I think we are all tired of nonobvious buttons and receding affordances. The point of a GUI is for the program to show you your options. Progressive disclosure is not for minimalism, it’s for teaching at the user’s pace.

A thing I’d like to know the term for seems to happen in tech circles: Many people seem to independently get interested in the same far-from-mainstream concept around the same time, and after some months, suddenly they recognize each other across the landscape and maybe there is a bit of a movement. Last year, everyone seemed to want to talk about Nix and Lisp and Plan 9, not long after I had done my own deep dives of each. Sound familiar?

Regarding button borders, I’ve felt this for some time, but more strongly since I turned my damned scroll bars back on this year, and now I’m seeing it echoed elsewhere (one example). I see it so frequently these days that I’m sure button borders are going to make some kind of comeback. Some watershed blog post will speak to the zeitgeist, some major product will repeat this and make a fuss like it was their idea instead of everybody’s, and then it’s just a matter of roadmaps and release cycles.

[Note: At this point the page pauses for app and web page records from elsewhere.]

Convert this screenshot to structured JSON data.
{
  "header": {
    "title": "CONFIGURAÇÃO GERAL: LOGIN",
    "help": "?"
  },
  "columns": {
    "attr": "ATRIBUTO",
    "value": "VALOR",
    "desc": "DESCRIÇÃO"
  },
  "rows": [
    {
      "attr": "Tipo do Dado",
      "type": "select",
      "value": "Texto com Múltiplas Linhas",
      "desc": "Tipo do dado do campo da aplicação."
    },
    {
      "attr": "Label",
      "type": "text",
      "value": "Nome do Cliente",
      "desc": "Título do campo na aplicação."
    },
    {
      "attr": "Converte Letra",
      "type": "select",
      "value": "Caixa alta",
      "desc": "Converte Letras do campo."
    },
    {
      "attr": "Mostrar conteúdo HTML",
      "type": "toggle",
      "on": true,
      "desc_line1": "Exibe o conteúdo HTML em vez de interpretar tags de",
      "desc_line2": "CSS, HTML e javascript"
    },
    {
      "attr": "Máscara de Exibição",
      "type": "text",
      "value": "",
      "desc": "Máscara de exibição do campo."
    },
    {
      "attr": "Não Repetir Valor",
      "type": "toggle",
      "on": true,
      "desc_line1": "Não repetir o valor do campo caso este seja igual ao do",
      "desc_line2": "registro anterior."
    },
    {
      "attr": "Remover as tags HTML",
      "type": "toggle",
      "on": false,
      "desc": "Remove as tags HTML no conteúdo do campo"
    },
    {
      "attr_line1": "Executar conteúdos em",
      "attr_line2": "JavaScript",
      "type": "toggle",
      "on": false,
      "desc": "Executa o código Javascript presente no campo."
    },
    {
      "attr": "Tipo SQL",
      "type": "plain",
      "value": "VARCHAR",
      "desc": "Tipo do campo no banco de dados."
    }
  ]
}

While we’re at it, can we bring back the user stylesheet? If everything has to be a fight between the operating system and a product brand, I’d like to arm users too.